That’s why folks in upstate Alabama say “what?” when you mention mirliton. This Caribbean vine produces its pear-like vegetable fruits only during the short days of the year, starting the last week in September. The first fruits freeze before they develop in Birmingham. On the Gulf Coast, they ripen by the hundreds in November.
Just remember, the plants of November respond to the darkness as much as they respond to the light. Street lights and porch lights left on during the night will mean that nearby flowering plants and fruits may never get the signal that November is coming, and they’ll be as naked of flowers and fruits as they were in summer. When Christmas cactus and night-blooming cereus struggle to bloom, it’s often because they’re inside the house, not exposed to the declining light and cool swings of autumn. Put them out on the porch, and turn off the light. They’ll get the message.

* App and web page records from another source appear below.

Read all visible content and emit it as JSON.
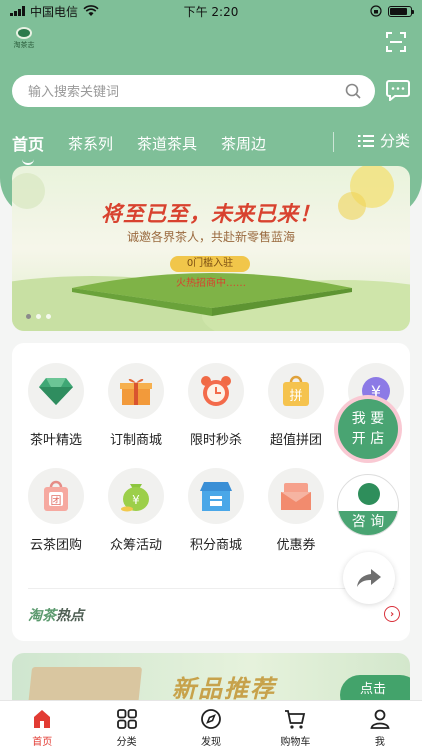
{
  "status_bar": {
    "carrier": "中国电信",
    "time": "下午 2:20"
  },
  "header": {
    "logo_text": "淘茶志"
  },
  "search": {
    "placeholder": "输入搜索关键词"
  },
  "tabs": [
    {
      "label": "首页",
      "active": true
    },
    {
      "label": "茶系列",
      "active": false
    },
    {
      "label": "茶道茶具",
      "active": false
    },
    {
      "label": "茶周边",
      "active": false
    }
  ],
  "category_label": "分类",
  "banner": {
    "title": "将至已至，未来已来！",
    "subtitle": "诚邀各界茶人，共赴新零售蓝海",
    "badge": "0门槛入驻",
    "hot_text": "火热招商中……",
    "page_count": 3,
    "current_page": 1
  },
  "grid_items": [
    {
      "label": "茶叶精选",
      "icon": "diamond-icon"
    },
    {
      "label": "订制商城",
      "icon": "gift-icon"
    },
    {
      "label": "限时秒杀",
      "icon": "alarm-clock-icon"
    },
    {
      "label": "超值拼团",
      "icon": "shopping-bag-icon"
    },
    {
      "label": "",
      "icon": "yen-coin-icon"
    },
    {
      "label": "云茶团购",
      "icon": "group-bag-icon"
    },
    {
      "label": "众筹活动",
      "icon": "money-bag-icon"
    },
    {
      "label": "积分商城",
      "icon": "store-icon"
    },
    {
      "label": "优惠券",
      "icon": "coupon-icon"
    }
  ],
  "float_buttons": {
    "open_store_line1": "我 要",
    "open_store_line2": "开 店",
    "consult": "咨 询"
  },
  "hot_section": {
    "title_green": "淘茶",
    "title_dark": "热点"
  },
  "promo": {
    "title": "新品推荐",
    "button": "点击"
  },
  "bottom_nav": [
    {
      "label": "首页",
      "icon": "home-icon",
      "active": true
    },
    {
      "label": "分类",
      "icon": "grid-icon",
      "active": false
    },
    {
      "label": "发现",
      "icon": "compass-icon",
      "active": false
    },
    {
      "label": "购物车",
      "icon": "cart-icon",
      "active": false
    },
    {
      "label": "我",
      "icon": "user-icon",
      "active": false
    }
  ],
  "colors": {
    "primary_green": "#7fbf98",
    "accent_red": "#e23b33",
    "button_green": "#49a472"
  }
}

One should wonder what this lagniappe of November means for our Thanksgiving. Don’t you find it strange that so many here treat the holiday as if we all lived in the dark and greenless late fall of New England?
I don’t know about yours, but mine will be a special feast. I believe I eat better this month than any other time of year. I don’t mean the Minnesota turkeys and cardboard box stuffing so much of the country is forced to eat. I mean the seasonal freshness rolling off the Gulf: the first fine oysters of the year and the last fat white shrimp, winter greens with flower-scented peppers, lettuce and pink-eyed peas, Seminole pumpkins, persimmons, satsumas, mirlitons. That’s the way to give thanks for a Gulf Coast November.
Gulf Coast Almanac
Bloom of the Month
Sasanqua camellias put on their best show in November, and the camellia hybrids that bloom before Christmas are often the cleanest, longest lasting blooms of the year. Take advantage of long-blooming Gulf Coast varieties like Gulf Glory or Fairhope’s own Yuletide Cheer, a much-improved version of an old favorite.
Signs of the Season
The cool tides of November make oysters salty and tasty. Fall color started with the black gums, but by the end of November, the hills and swamps will be blazing with the red of oaks and the golds of hickory as south Alabama leaf color hits its peak.
There’s no better time for planting shrubs, trees, lawns and perennials. Days are getting short, so don’t expect fast growth from seedlings. But this is a good time to sow plants you want to bloom or harvest next spring, including garlic bulbs, perennial onions, daffodils and other narcissus, poppies, hollyhocks, sweet peas and foxgloves. Don’t worry – they’ll grow right through the winter and jump like jackrabbits in spring.
Ripe for Picking
If you planted right back in September, you should have broccoli, lettuce and a bunch of winter greens to pick for Thanksgiving. The earliest satsumas, such as Armstrong, may be ready by the first of the month; the best, Owari and Brown Select, won’t be really ripe until Thanksgiving. Don’t trust the color: It’s not a good sign of ripe fruit. Taste it, and you’ll know.
Green Thumb Event
November 8 – 24: Cascading Mum Display
Mums in fall colors of red, yellow, bronze, orange and white arranged in breathtaking displays throughout the gardens.
Bellingrath Gardens and Home • 12401 Bellingrath Gardens Road, Theodore. 973-2217.
Bill Finch has been the voice of authority on Gulf Coast gardening and the environment for more than two decades. Talk to him every Sunday morning, from 9 a.m. until 11 a.m. on the Gulf Coast Sunday Morning show on Talk Radio 106.5 FM. Don’t miss him and WKRG weatherman John Nodar cutting up in the garden every Friday on News 5 at noon.
text by Bill Finch